- Start with simple pieces and gradually move on to more complex ones.
- Break down difficult passages into smaller sections and practice them slowly.
- Use a pencil to mark important sections or notes in the music.
By incorporating these practice tips into your routine, you can improve your clarinet skills and become a better player.
Maintenance and Care
Taking care of your clarinet is essential to keep it in good working condition and ensure it lasts for years to come. Proper maintenance and care involve regular cleaning, replacing worn parts, and storing your instrument correctly.
Swabbing and Cleaning
After each use, it’s crucial to clean your clarinet to remove any moisture, saliva, or debris that may have accumulated.
Use a clarinet swab to clean the inside of the instrument. Pull the swab through each section of the clarinet, starting with the mouthpiece and ending with the bell.
Avoid using water or any cleaning solutions to clean your clarinet, as they can damage the wood or pads.
It’s also essential to clean the mouthpiece regularly. Use a mouthpiece brush and warm, soapy water to clean the mouthpiece. Rinse it thoroughly and dry it with a soft cloth before reassembling your clarinet.
Replacing Reeds and Corks
Reeds and corks are essential parts of your clarinet that need regular attention. Replace reeds when they become worn or damaged. It’s a good idea to keep a few extra reeds on hand, so you’re always prepared.
They help create a seal between the different sections of the instrument. Over time, cork can become dry and cracked, which can cause air leaks.
To prevent this, apply cork grease regularly to keep the cork supple and in good condition.
Storing Your Clarinet
Proper storage is essential to keep your clarinet in good condition. Always store your clarinet in its case when not in use. Make sure the case is clean and dry before storing your instrument.
Avoid storing your clarinet in extreme temperatures or humidity levels. Keep it away from direct sunlight, heaters, or air conditioning vents. These conditions can cause the wood to crack or warp.
In summary, proper maintenance and care are crucial to keep your clarinet in good working condition. Clean your clarinet after each use, replace worn reeds and corks, and store your instrument correctly to ensure it lasts for years to come.
Dealing with Sticky Keyholes
If your clarinet keys feel sticky, it might be due to moisture buildup.
To fix this, use a q-tip to clean the inside of the keyholes.
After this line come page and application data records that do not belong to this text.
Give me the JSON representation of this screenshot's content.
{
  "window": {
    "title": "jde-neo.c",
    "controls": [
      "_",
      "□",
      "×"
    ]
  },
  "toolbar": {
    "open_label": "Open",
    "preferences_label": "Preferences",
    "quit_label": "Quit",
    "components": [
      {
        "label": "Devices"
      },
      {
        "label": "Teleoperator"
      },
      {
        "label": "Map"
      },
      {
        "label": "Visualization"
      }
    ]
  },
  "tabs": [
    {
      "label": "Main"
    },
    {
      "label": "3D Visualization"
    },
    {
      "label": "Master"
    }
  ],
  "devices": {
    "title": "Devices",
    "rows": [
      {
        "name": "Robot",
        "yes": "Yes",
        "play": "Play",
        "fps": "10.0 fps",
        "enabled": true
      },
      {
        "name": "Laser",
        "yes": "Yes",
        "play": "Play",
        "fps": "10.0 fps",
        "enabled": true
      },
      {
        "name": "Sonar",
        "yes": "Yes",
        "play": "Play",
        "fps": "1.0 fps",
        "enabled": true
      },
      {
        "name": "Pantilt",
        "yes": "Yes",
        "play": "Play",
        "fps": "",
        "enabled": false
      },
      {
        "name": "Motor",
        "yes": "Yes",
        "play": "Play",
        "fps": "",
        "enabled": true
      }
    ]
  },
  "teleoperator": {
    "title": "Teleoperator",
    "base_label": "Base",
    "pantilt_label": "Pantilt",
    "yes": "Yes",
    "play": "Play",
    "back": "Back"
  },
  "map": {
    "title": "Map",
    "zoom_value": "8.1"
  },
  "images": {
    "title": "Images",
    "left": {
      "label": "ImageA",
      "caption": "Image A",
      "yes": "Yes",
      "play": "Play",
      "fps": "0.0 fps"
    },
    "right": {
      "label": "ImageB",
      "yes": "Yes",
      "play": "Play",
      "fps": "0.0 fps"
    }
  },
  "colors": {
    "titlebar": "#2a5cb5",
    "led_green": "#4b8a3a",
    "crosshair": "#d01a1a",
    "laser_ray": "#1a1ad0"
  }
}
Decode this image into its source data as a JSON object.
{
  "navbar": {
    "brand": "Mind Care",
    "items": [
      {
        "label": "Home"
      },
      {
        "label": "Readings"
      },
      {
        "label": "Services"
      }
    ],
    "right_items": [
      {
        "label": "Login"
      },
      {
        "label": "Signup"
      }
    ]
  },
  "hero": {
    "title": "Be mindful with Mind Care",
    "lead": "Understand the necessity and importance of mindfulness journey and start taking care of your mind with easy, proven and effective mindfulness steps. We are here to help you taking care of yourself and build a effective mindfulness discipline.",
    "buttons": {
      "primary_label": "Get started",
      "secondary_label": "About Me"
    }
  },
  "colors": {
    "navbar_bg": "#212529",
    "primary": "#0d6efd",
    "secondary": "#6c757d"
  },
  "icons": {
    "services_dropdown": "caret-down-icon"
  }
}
You can also use a small amount of cork grease to lubricate the keys and prevent them from sticking. It’s important to avoid using too much cork grease, as this can cause the keys to become even more sticky.
If you notice that your clarinet is producing a weak or muffled sound, there may be a leak in the instrument. To check for leaks, cover all the tone holes with your fingers and blow into the mouthpiece. If you hear a hissing sound, there is a leak.
To fix a leak, you can try adjusting the position of the reed or tightening the screws on the ligature. If this doesn’t work, take your clarinet to a professional technician for repair.
Adjusting Your Clarinet
Sometimes, the way you hold your clarinet can affect the sound it produces. If you’re experiencing issues with the tone or intonation, try adjusting the position of your shoulders and arms. Ensure that your shoulders are relaxed and that you’re not holding the instrument too tightly.
Another thing to consider is the glissando technique. When playing a glissando, it’s important to use a smooth, fluid motion to move between notes. Avoid jerky movements, as this can cause the sound to break or become unstable.
Overall, troubleshooting is an important part of learning to play the clarinet. By understanding how to fix common issues, you can ensure that your instrument is always in top condition and producing the best possible sound.